One of the cardinal sins plaguing the Insta-generation is an incessant need to judge everyone for everything all the time. So much of our self-worth is derived from preemptively anticipating how other people will judge us, because we know we are under the same scrutiny we put others under. Living in this time is to be living in a social panopticon, constantly being assessed, monitored and appraised. 

Perhaps this is bad. Perhaps the prevalence of judgement creates a certain rot within us. Perhaps we should be looking for ways to stifle our instincts, to be less judgemental when and where we can. Except, of course, when I see you not wearing a mask in public. You should know I’m judging you, and I don’t feel bad about it. 

Just wear a mask. Okay? Seriously, it isn’t that bad. 

Once-in-a-century pandemics aren’t everyday occurrences. If you can’t handle doing the bare minimum under extraordinary circumstances, then you are a big baby, and I don’t use that term lightly. In some circles, mask wearing has become a taboo associated with fear and subservience. Yet, when someone doesn’t wear a mask in public, I can only associate it with the recklessness and entitlement of infants. Just suck it up buttercup, and put a piece of cloth on your face. It’s not hard.

(Some people cannot wear masks or do not have access to them for legitimate reasons, that’s okay!)

In other countries where mask-wearing didn’t become the latest victim of a bizarre, never-ending culture war like in the United States, the spread of COVID-19 was much more contained. If everyone in our country wore masks for just a month or two, this pandemic would likely be over, and we could get back to our lives. With so much on the line, not wearing a mask doesn’t make you look rebellious or anti-authority; it makes you look dangerous and callous. 

Therefore, if there was ever a time for our toxic desire to judge each other to be weaponized for the sake of good, I propose it is now. Talk bad about people who don’t want to wear their masks behind their backs! Subtweet them! Do all the reckless Mean Girls-esque shenanigans necessary to ostracize this behavior—the nation’s public health is at stake.

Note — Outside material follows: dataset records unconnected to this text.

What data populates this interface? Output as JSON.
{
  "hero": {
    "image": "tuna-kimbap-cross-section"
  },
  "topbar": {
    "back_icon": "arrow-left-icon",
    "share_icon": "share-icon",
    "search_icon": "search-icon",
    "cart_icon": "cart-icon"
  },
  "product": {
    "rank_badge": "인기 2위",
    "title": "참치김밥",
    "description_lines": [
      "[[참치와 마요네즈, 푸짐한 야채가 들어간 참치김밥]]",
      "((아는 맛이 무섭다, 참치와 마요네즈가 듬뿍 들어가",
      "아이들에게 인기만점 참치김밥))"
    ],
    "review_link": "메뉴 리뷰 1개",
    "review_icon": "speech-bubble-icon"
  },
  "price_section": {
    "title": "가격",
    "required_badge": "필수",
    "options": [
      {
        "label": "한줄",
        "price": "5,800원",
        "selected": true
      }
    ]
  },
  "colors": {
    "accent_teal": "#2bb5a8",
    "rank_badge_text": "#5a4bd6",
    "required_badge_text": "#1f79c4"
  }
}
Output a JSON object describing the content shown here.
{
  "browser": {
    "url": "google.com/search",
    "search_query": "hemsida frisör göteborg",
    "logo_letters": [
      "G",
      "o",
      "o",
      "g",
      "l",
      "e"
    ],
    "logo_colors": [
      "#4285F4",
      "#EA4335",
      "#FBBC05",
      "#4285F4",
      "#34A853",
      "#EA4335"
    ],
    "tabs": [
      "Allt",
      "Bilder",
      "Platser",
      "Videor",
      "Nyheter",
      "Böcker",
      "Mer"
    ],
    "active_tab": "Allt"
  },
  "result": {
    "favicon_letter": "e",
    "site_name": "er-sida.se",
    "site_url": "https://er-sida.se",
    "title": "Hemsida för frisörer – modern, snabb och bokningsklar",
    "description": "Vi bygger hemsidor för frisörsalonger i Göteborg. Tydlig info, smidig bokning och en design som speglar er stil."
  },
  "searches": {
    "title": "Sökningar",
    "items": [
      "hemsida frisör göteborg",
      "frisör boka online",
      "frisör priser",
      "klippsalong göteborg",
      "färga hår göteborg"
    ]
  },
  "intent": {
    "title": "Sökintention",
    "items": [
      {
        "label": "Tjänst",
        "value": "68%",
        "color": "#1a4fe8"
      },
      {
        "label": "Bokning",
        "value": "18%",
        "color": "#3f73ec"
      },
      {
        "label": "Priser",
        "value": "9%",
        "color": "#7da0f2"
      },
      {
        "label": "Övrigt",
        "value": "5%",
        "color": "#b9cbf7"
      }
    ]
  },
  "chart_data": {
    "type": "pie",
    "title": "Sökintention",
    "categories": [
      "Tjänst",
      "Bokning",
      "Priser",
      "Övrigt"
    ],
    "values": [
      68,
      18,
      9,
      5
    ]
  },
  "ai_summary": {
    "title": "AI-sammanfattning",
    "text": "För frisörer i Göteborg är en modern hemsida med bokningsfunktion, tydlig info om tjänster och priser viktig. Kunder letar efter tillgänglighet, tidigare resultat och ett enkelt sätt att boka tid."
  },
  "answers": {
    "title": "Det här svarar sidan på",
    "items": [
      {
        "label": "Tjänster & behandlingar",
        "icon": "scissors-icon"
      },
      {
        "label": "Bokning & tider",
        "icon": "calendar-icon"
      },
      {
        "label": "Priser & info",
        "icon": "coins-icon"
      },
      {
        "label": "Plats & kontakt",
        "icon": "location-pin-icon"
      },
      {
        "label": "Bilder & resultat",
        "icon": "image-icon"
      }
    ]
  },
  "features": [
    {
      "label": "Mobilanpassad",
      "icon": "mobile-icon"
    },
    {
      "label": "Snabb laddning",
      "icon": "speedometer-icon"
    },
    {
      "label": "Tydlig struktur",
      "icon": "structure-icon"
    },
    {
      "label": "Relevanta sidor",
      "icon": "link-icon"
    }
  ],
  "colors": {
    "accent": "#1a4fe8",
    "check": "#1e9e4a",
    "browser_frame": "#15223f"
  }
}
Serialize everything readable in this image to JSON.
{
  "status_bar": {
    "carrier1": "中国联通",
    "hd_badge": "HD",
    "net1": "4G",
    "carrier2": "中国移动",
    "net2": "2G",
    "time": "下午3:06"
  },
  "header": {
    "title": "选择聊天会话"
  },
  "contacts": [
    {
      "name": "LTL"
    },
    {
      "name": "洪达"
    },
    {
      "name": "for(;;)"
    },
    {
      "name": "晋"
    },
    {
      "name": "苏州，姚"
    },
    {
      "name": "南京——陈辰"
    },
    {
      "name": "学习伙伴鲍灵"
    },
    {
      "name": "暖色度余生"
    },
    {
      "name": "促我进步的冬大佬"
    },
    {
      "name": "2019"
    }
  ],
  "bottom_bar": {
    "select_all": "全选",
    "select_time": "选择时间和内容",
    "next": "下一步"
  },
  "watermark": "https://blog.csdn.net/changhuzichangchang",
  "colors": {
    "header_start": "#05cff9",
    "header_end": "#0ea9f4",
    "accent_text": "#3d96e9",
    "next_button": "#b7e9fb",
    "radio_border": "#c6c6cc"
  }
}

Vincent Rendon can be reached at vrendon@sagebrush.unr.edu or on Twitter @VinceSagebrush.